What the exercise asks:
How many lines in the records below contain the word "JSON"? Reply with that number only.

─── Given data

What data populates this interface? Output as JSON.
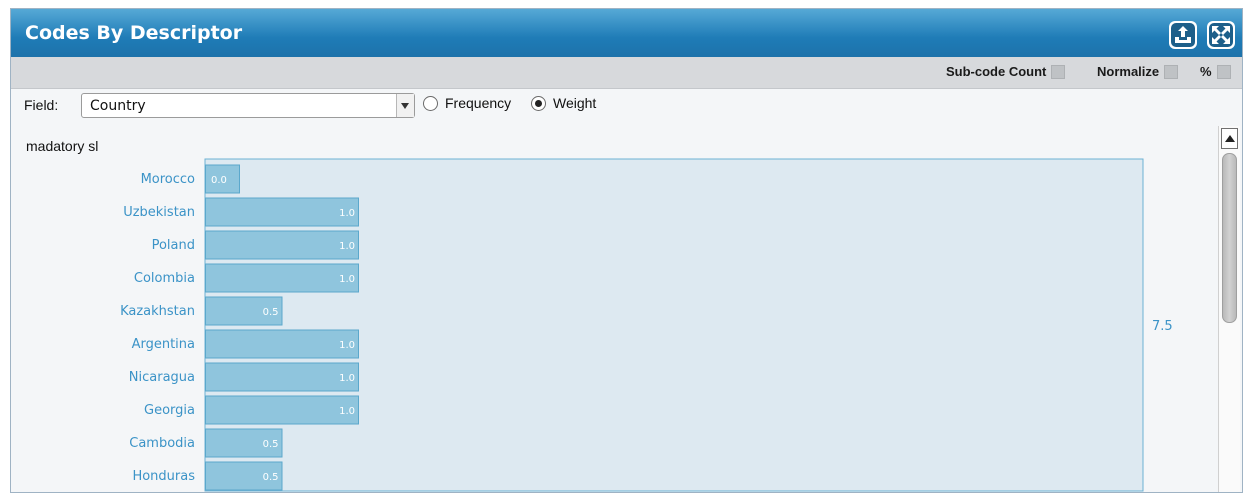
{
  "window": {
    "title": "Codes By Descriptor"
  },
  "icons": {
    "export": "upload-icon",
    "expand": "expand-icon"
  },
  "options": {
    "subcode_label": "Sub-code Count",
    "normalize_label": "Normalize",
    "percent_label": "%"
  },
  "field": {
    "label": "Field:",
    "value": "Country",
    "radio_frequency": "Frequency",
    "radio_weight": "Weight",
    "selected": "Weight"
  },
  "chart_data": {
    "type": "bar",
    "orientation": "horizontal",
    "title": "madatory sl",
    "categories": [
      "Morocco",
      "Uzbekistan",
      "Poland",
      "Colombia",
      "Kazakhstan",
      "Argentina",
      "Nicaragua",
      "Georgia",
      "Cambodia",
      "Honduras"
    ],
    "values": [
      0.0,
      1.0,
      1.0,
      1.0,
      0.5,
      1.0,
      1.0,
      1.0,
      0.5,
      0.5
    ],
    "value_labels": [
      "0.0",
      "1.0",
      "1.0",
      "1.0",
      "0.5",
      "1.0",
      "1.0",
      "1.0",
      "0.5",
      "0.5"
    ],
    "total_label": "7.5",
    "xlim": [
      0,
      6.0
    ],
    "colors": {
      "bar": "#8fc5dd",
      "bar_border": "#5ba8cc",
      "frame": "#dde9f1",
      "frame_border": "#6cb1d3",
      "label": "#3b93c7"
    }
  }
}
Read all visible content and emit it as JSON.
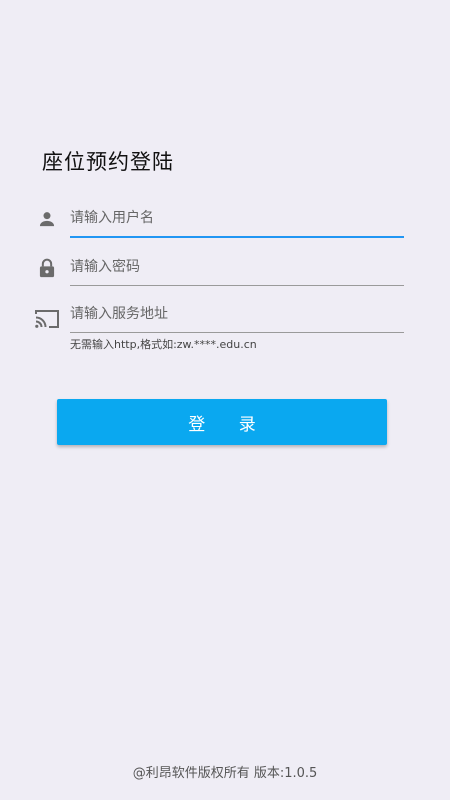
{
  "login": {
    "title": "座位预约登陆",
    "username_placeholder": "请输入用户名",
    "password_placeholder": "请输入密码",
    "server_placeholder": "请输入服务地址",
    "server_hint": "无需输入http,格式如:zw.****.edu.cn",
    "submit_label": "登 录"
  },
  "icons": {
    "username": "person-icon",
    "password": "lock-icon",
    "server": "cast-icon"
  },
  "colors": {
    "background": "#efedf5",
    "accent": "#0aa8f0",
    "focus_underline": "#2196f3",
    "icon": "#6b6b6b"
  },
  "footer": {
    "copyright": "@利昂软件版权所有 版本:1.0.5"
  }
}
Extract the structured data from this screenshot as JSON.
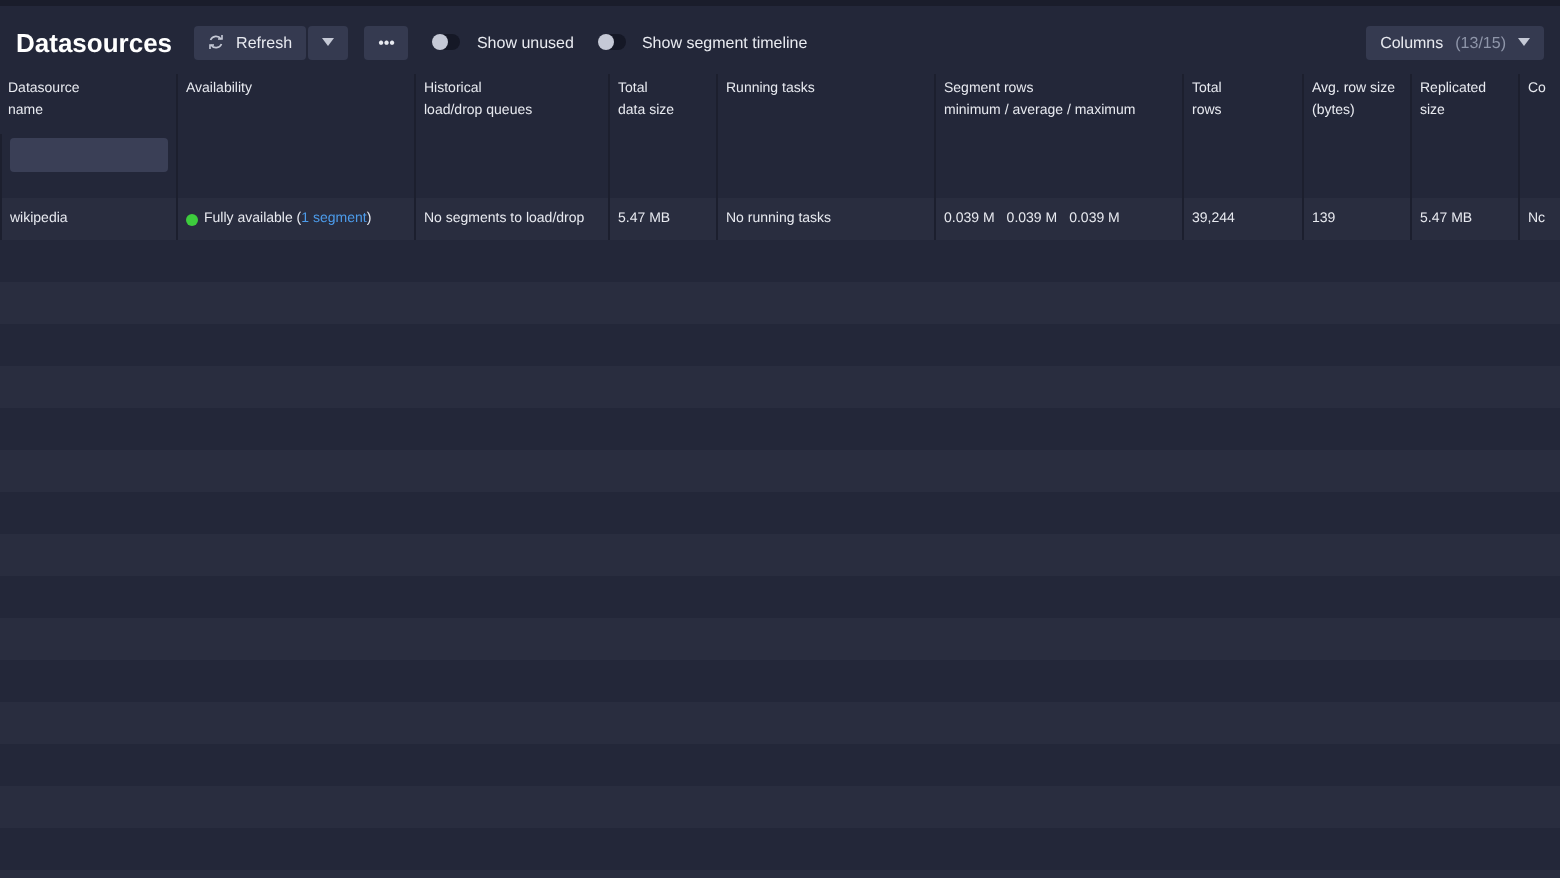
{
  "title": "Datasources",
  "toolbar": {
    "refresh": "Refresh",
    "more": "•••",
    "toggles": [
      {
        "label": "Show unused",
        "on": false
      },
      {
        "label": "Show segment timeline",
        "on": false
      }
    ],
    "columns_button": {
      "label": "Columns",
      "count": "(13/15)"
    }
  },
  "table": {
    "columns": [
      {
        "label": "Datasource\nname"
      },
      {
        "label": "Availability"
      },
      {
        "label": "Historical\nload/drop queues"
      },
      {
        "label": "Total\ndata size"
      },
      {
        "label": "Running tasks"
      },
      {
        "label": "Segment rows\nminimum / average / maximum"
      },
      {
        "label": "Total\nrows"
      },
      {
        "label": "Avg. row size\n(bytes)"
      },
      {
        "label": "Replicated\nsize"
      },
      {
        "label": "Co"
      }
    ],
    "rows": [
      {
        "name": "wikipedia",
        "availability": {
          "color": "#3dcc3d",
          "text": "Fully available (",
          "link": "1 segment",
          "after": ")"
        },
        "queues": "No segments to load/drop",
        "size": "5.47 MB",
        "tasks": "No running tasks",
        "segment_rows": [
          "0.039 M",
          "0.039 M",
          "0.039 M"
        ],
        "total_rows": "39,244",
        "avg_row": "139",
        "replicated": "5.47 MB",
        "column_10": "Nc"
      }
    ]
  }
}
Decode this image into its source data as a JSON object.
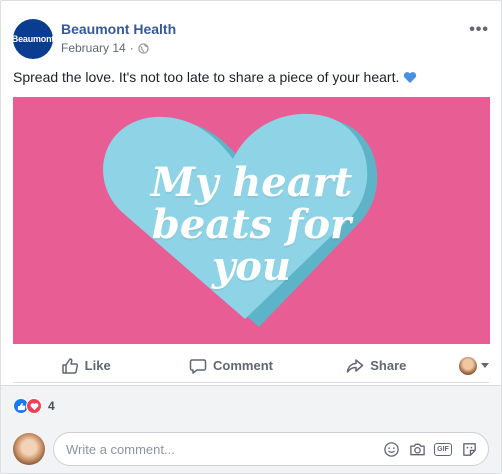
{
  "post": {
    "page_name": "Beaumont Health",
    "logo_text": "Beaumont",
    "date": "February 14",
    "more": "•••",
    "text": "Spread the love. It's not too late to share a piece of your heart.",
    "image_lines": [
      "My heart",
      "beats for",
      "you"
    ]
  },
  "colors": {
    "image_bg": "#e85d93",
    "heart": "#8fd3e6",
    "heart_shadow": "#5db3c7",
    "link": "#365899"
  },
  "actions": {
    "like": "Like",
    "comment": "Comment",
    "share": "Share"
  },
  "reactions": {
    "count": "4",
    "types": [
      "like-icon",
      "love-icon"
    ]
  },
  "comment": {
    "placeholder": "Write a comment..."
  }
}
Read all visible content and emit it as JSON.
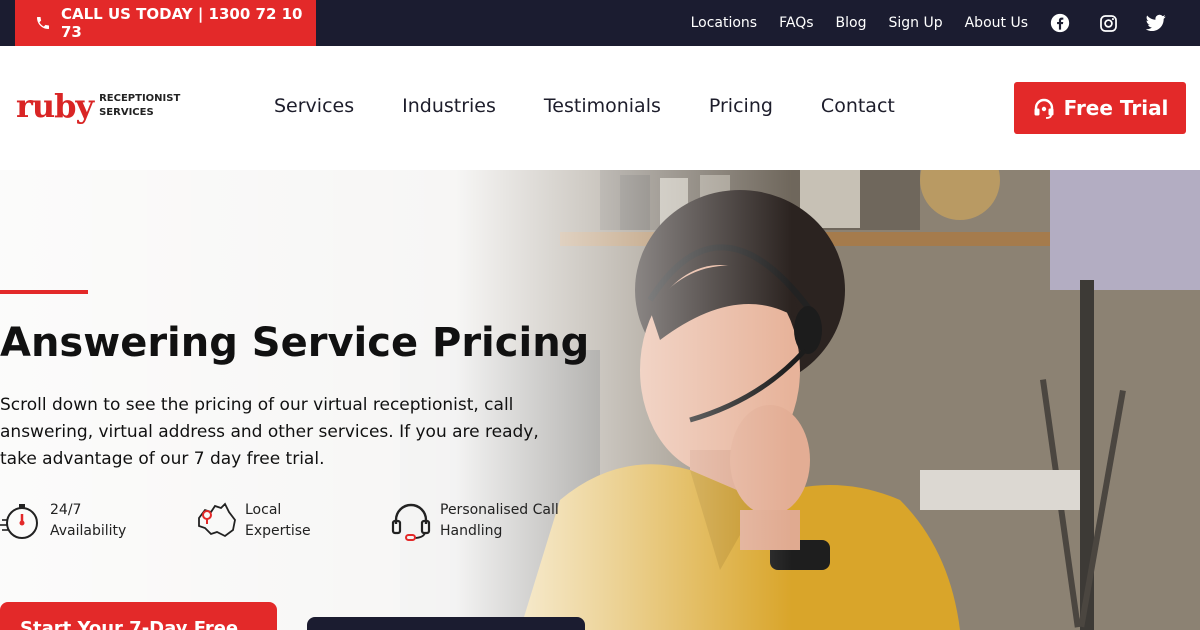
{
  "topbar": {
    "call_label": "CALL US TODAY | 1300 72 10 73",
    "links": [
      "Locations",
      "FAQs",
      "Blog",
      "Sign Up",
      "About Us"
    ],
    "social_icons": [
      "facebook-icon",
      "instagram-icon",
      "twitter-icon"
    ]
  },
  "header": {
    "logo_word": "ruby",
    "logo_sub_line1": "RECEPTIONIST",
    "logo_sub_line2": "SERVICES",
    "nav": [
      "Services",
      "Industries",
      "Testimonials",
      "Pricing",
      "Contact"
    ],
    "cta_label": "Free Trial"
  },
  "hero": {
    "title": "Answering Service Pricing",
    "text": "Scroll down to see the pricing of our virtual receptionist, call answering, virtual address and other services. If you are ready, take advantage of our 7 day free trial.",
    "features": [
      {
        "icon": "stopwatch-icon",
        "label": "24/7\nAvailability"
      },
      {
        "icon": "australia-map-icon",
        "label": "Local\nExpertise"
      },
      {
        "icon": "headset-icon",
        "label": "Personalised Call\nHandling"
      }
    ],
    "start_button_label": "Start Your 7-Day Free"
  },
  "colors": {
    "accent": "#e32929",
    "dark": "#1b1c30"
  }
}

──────

Reply to the task:
5